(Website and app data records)
────────────────────────────────────────
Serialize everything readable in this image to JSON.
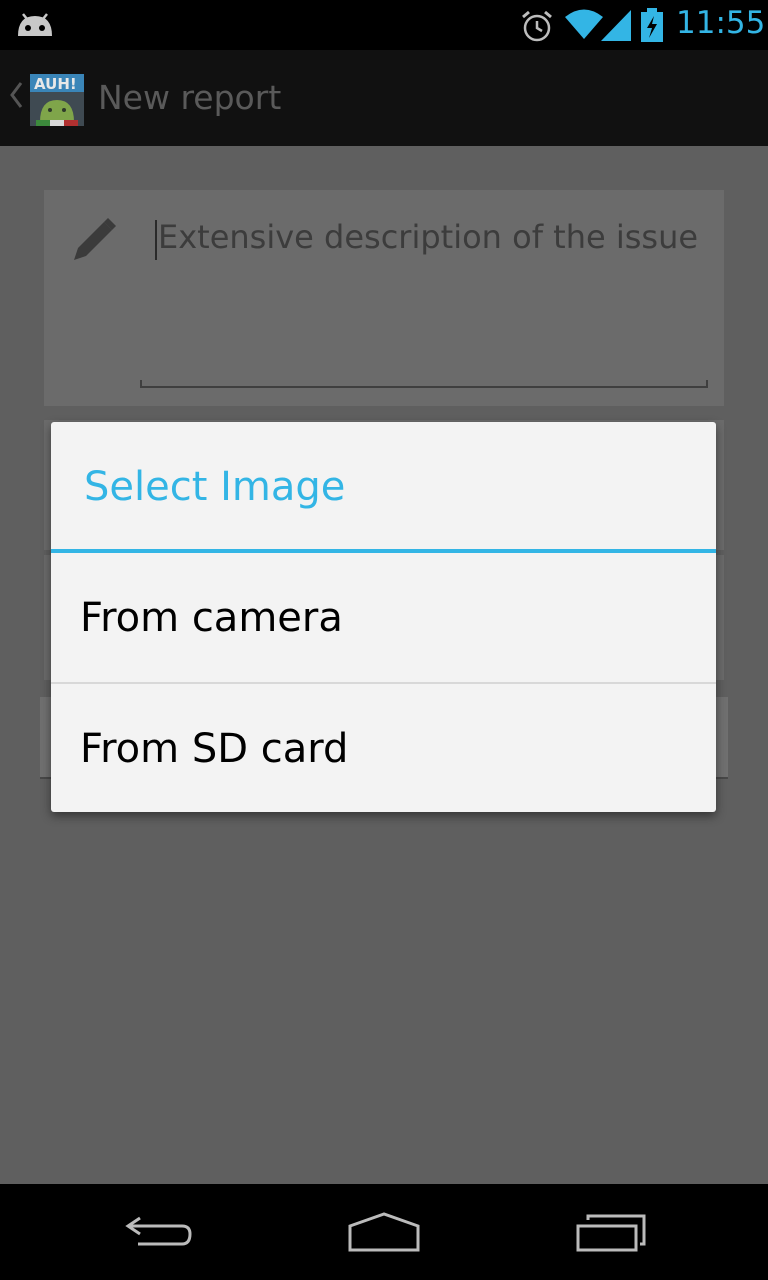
{
  "status_bar": {
    "time": "11:55",
    "icons": [
      "android-icon",
      "alarm-icon",
      "wifi-icon",
      "signal-icon",
      "battery-charging-icon"
    ],
    "accent": "#33b5e5"
  },
  "action_bar": {
    "title": "New report",
    "app_icon_text": "AUH!",
    "icons": [
      "up-caret-icon",
      "app-icon"
    ]
  },
  "form": {
    "description_placeholder": "Extensive description of the issue",
    "icon": "pencil-icon"
  },
  "dialog": {
    "title": "Select Image",
    "options": [
      {
        "label": "From camera"
      },
      {
        "label": "From SD card"
      }
    ],
    "accent": "#33b5e5"
  },
  "nav_bar": {
    "icons": [
      "back-icon",
      "home-icon",
      "recents-icon"
    ]
  }
}
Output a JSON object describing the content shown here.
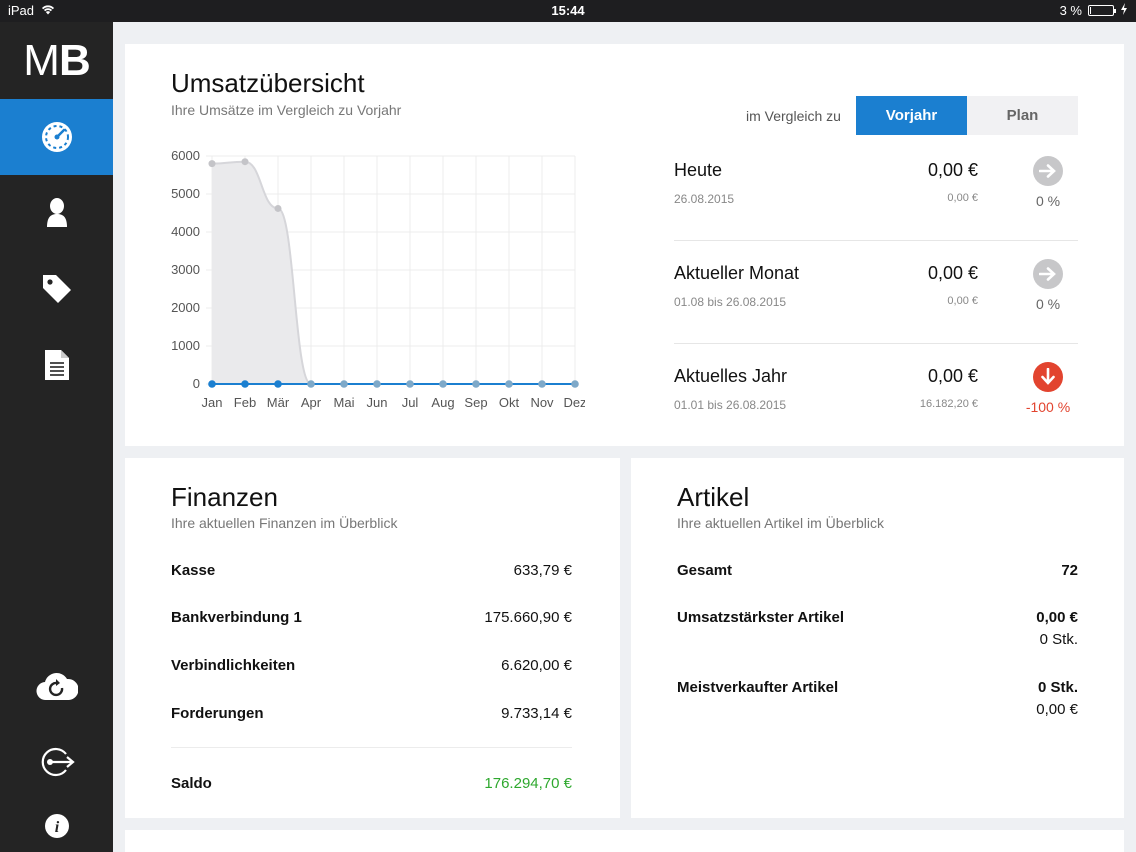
{
  "status_bar": {
    "device": "iPad",
    "time": "15:44",
    "battery_text": "3 %",
    "battery_level": 0.03
  },
  "sidebar": {
    "logo_m": "M",
    "logo_b": "B",
    "items": [
      {
        "icon": "speedometer-icon",
        "active": true
      },
      {
        "icon": "user-icon",
        "active": false
      },
      {
        "icon": "tag-icon",
        "active": false
      },
      {
        "icon": "document-icon",
        "active": false
      },
      {
        "icon": "cloud-sync-icon",
        "active": false
      },
      {
        "icon": "logout-icon",
        "active": false
      },
      {
        "icon": "info-icon",
        "active": false
      }
    ]
  },
  "sales": {
    "title": "Umsatzübersicht",
    "subtitle": "Ihre Umsätze im Vergleich zu Vorjahr",
    "compare_label": "im Vergleich zu",
    "tabs": [
      "Vorjahr",
      "Plan"
    ],
    "active_tab": "Vorjahr",
    "kpis": [
      {
        "label": "Heute",
        "date": "26.08.2015",
        "value": "0,00 €",
        "prev": "0,00 €",
        "pct": "0 %",
        "trend": "neutral"
      },
      {
        "label": "Aktueller Monat",
        "date": "01.08 bis 26.08.2015",
        "value": "0,00 €",
        "prev": "0,00 €",
        "pct": "0 %",
        "trend": "neutral"
      },
      {
        "label": "Aktuelles Jahr",
        "date": "01.01 bis 26.08.2015",
        "value": "0,00 €",
        "prev": "16.182,20 €",
        "pct": "-100 %",
        "trend": "down"
      }
    ]
  },
  "chart_data": {
    "type": "line",
    "categories": [
      "Jan",
      "Feb",
      "Mär",
      "Apr",
      "Mai",
      "Jun",
      "Jul",
      "Aug",
      "Sep",
      "Okt",
      "Nov",
      "Dez"
    ],
    "ylim": [
      0,
      6000
    ],
    "yticks": [
      0,
      1000,
      2000,
      3000,
      4000,
      5000,
      6000
    ],
    "series": [
      {
        "values": [
          0,
          0,
          0,
          0,
          0,
          0,
          0,
          0,
          0,
          0,
          0,
          0
        ],
        "color": "#1b7fd0"
      },
      {
        "values": [
          5800,
          5850,
          4620,
          0,
          0,
          0,
          0,
          0,
          0,
          0,
          0,
          0
        ],
        "color": "#cfcfd3",
        "area": true
      }
    ],
    "grid": true
  },
  "finanzen": {
    "title": "Finanzen",
    "subtitle": "Ihre aktuellen Finanzen im Überblick",
    "rows": [
      {
        "label": "Kasse",
        "value": "633,79 €"
      },
      {
        "label": "Bankverbindung 1",
        "value": "175.660,90 €"
      },
      {
        "label": "Verbindlichkeiten",
        "value": "6.620,00 €"
      },
      {
        "label": "Forderungen",
        "value": "9.733,14 €"
      }
    ],
    "saldo_label": "Saldo",
    "saldo_value": "176.294,70 €"
  },
  "artikel": {
    "title": "Artikel",
    "subtitle": "Ihre aktuellen Artikel im Überblick",
    "gesamt_label": "Gesamt",
    "gesamt_value": "72",
    "top_umsatz_label": "Umsatzstärkster Artikel",
    "top_umsatz_value": "0,00 €",
    "top_umsatz_qty": "0 Stk.",
    "top_verkauf_label": "Meistverkaufter Artikel",
    "top_verkauf_qty": "0 Stk.",
    "top_verkauf_value": "0,00 €"
  }
}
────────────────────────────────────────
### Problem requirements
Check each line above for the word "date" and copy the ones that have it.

### Written solution
        "date": "26.08.2015",
        "date": "01.08 bis 26.08.2015",
        "date": "01.01 bis 26.08.2015",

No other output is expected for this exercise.